The other morning I awoke to the sounds of my boy reciting the entirety of Aerosmith’s “Living on the Edge” in his best Steven Tyler voice. I often come home to hear my eldest learning a new song on the piano or her uke: Coldplay, Billy Joel, Adele, the Beatles…she’s all over the place. My sweet middle child is constantly stealing the bluetooth speaker so she can listen to the latest Drew Holcolmb or J.J. Heller record in her room.
Earlier this year, at a Father/Daughter dance, after the DJ played yet another trendy dance tune, my youngest girl looks at me and says “Dad, when are they going to play something good, like the Beatles?”
That’s my girl.
On every car ride, short or long, they want to pick the tunes. I gotta admit, the modern era of digital music is freaking awesome in this regard, because we can run the gamut of anything and everything all at the touch of a screen (no massive CD carry case necessary). Recently, on a late evening drive, I looked in the rearview mirror and watched all 3 of my kids singing along, word-for-word, full out, with Journey’s “Don’t Stop Believing.”
One of the more recent developments is my eldest coming to the room I’m playing my guitar in, uke in hand, and starting to playing a tune. No words necessary. I find they key, pick out the chords and join in, a big ol’ smile on my face. It’s an invitation, a chance to connect, a moment I won’t soon forget.

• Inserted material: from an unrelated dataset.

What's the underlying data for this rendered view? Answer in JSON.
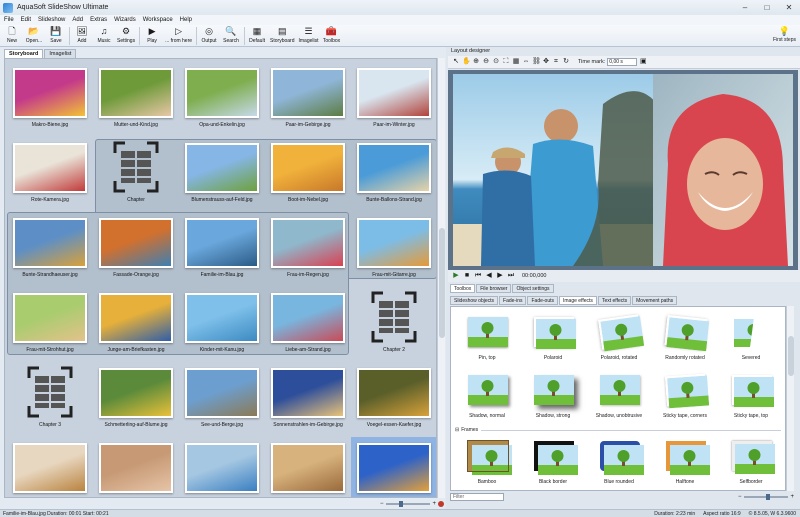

I think of how those drums got me through my teen years after a move I didn’t want to make. I can see glimpses of the solace and comfort music brings, on your hardest days and your best days. I think of how my parents gifted me and all my siblings with the gift of a home that loved music, how they pushed us to dive into it, and I hope my kids get the same from us. In the good times, and the not-so-good times; the celebrations and the sadness, music has been a constant for our family. Whether we’re being silly or serious, getting to share the joy music brings with my family, in all its different ways, is something I will cherish always.